[Data records]
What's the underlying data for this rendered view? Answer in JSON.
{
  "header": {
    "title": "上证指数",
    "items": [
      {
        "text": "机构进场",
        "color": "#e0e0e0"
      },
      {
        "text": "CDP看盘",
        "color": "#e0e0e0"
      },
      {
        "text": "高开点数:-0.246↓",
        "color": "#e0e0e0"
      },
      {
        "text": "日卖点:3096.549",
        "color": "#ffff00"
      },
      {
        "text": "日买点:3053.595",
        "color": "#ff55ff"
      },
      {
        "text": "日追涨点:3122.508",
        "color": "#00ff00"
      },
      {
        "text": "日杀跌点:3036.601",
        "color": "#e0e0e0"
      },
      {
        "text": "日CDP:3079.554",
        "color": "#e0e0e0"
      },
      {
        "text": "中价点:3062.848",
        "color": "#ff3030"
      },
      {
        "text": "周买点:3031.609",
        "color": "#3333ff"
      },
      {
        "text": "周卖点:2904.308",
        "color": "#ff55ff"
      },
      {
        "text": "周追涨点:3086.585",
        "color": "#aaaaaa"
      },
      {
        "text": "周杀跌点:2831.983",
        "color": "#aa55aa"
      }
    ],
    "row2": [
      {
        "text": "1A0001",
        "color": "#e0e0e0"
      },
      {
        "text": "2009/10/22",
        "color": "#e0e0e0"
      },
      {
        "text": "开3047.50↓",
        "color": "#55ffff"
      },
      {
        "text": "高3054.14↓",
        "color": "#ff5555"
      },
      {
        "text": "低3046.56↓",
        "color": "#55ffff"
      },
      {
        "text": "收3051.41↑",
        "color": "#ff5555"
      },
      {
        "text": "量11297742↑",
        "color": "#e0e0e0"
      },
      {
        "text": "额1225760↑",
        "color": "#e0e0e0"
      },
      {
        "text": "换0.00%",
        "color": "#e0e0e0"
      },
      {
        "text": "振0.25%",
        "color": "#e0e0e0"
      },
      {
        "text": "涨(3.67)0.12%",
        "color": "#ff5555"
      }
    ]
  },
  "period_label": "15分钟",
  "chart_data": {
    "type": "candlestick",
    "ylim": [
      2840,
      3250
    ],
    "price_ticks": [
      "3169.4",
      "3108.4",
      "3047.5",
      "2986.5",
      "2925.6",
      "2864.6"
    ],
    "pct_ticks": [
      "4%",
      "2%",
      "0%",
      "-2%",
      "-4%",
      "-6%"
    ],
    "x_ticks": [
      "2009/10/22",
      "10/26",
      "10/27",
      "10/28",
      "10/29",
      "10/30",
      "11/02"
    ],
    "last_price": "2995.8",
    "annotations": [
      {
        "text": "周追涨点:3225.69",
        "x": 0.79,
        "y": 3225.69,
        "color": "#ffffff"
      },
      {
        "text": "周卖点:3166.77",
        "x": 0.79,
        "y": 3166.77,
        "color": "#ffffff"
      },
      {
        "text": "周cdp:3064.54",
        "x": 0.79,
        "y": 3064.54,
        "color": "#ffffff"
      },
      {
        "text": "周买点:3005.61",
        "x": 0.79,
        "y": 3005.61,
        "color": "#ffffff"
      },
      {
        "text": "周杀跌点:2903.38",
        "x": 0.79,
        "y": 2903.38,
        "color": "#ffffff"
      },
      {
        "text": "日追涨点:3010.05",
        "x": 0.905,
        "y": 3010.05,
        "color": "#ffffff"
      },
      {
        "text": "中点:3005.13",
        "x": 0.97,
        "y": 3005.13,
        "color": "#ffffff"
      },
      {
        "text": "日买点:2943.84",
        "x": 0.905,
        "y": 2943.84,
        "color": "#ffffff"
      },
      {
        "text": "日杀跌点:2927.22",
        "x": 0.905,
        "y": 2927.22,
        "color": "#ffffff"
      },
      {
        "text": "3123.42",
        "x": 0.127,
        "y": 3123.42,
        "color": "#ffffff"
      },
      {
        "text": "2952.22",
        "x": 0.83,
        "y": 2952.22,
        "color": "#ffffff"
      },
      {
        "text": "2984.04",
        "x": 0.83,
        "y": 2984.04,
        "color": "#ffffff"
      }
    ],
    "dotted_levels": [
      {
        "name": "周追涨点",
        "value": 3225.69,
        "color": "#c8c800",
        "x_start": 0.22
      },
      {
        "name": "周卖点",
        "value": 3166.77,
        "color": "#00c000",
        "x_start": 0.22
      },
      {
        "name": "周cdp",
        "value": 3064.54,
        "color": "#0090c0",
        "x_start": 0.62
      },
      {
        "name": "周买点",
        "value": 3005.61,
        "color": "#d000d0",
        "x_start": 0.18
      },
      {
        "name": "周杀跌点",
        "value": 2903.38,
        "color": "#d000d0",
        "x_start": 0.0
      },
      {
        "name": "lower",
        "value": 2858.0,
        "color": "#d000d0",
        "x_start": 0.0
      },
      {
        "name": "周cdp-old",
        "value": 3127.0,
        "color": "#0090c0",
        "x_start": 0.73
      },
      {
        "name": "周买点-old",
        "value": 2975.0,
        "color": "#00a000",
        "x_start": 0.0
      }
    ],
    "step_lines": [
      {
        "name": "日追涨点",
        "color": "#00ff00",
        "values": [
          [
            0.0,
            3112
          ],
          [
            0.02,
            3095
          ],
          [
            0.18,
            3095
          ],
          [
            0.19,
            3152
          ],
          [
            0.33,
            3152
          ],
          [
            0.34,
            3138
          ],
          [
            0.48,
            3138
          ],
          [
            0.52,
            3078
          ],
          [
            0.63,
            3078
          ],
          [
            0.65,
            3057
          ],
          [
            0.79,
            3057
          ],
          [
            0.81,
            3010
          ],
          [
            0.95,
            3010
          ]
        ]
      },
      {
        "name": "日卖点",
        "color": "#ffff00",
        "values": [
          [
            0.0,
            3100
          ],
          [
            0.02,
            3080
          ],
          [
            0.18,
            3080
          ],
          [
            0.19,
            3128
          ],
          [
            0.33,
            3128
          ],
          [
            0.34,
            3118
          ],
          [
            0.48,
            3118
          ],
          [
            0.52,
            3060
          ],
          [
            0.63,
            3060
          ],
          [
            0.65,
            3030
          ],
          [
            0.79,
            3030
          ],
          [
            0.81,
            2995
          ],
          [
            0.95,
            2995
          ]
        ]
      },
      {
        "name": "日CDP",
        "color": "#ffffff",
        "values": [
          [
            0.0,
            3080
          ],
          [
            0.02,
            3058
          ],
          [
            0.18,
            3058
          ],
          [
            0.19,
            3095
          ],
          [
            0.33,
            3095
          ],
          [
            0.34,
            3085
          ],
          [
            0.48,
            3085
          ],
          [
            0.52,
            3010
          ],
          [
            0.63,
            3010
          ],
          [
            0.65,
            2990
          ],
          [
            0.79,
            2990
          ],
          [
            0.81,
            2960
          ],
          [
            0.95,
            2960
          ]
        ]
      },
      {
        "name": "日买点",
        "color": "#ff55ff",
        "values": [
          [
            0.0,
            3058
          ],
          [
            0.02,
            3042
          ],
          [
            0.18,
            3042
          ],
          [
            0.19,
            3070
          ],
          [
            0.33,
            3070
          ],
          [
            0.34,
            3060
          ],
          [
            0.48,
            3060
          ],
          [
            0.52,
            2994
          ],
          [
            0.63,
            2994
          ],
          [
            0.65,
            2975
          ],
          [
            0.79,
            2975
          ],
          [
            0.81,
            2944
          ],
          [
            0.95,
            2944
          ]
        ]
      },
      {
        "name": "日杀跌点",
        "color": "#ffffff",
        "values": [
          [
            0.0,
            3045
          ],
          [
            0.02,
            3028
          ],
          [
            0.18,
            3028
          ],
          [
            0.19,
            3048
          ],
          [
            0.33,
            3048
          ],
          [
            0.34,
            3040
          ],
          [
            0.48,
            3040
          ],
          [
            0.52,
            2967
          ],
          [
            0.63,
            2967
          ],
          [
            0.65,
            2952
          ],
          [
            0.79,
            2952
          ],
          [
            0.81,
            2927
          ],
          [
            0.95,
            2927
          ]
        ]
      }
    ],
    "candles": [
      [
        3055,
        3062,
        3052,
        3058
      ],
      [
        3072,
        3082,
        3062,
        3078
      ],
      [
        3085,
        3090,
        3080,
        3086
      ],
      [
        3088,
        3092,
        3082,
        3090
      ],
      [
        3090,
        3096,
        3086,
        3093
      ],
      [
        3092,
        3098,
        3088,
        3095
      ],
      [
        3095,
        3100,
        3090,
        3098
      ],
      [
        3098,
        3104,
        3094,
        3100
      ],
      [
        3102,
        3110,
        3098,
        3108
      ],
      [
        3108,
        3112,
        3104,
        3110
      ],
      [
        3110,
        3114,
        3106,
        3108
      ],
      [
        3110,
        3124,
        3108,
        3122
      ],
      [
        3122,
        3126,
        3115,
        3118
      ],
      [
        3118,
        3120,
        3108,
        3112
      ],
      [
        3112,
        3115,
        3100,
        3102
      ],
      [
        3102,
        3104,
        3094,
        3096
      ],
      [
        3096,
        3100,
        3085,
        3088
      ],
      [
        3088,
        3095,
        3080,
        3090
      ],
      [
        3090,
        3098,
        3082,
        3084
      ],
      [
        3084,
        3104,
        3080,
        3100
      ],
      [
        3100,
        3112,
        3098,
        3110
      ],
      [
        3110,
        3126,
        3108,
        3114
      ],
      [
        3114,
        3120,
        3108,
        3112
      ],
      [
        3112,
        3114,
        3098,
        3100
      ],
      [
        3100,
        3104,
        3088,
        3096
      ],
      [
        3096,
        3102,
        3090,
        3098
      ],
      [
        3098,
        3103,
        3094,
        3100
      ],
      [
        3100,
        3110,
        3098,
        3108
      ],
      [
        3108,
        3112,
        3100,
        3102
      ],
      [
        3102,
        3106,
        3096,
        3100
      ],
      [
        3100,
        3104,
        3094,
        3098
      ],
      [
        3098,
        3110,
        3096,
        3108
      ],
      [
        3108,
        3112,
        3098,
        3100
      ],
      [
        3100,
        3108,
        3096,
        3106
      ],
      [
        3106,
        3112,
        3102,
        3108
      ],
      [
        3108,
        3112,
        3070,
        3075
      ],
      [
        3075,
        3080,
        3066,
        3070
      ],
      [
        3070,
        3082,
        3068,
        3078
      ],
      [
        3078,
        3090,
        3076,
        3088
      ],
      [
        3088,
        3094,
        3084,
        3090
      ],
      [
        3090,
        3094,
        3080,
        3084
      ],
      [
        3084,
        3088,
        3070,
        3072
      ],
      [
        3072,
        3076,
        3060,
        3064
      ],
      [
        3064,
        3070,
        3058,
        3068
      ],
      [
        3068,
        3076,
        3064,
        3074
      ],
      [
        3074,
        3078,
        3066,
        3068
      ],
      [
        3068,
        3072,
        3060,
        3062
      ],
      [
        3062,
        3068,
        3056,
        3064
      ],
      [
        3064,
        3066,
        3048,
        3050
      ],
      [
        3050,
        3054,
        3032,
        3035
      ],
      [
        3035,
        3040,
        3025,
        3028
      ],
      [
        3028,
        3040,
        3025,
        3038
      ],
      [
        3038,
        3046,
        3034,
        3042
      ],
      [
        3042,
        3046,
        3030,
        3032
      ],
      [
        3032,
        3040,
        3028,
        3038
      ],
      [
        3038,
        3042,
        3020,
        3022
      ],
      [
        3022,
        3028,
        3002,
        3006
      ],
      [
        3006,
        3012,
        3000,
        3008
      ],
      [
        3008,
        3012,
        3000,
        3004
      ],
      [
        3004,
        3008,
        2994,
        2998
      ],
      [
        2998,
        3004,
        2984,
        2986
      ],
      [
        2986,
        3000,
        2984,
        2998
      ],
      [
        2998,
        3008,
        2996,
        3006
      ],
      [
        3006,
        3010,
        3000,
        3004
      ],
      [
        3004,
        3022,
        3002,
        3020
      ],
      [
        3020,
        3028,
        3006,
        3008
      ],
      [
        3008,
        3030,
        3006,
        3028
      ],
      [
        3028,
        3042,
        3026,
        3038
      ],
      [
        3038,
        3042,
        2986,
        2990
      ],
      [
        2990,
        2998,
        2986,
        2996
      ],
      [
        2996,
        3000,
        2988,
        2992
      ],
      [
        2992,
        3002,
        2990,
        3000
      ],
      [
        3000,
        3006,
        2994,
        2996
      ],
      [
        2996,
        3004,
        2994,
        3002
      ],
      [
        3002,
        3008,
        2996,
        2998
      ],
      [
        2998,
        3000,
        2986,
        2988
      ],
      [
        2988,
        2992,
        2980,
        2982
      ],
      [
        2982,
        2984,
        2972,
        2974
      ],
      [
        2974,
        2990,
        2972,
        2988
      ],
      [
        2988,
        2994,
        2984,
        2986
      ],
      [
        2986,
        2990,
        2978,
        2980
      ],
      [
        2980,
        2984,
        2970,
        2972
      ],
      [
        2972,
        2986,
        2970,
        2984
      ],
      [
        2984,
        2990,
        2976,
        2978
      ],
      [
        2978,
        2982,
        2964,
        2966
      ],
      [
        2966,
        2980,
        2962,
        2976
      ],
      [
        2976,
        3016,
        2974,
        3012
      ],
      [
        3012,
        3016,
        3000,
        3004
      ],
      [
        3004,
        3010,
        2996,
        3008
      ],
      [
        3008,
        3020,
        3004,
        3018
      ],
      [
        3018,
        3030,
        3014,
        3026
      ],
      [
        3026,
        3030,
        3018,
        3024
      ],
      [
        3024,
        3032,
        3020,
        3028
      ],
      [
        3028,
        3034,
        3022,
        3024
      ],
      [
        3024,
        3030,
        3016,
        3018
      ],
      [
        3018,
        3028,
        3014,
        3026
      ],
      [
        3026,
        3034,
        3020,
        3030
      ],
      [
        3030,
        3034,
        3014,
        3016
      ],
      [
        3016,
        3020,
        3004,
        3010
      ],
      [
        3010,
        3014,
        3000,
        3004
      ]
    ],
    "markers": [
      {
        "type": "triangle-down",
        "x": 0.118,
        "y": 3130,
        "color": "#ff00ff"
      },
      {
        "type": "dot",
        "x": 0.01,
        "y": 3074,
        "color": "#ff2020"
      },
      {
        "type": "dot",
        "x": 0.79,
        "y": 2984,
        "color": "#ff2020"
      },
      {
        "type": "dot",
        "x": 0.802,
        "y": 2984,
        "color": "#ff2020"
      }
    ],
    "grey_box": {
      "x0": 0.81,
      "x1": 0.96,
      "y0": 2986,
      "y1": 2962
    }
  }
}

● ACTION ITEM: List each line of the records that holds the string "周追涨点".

● ANSWER BOX:
        "text": "周追涨点:3086.585",
        "text": "周追涨点:3225.69",
        "name": "周追涨点",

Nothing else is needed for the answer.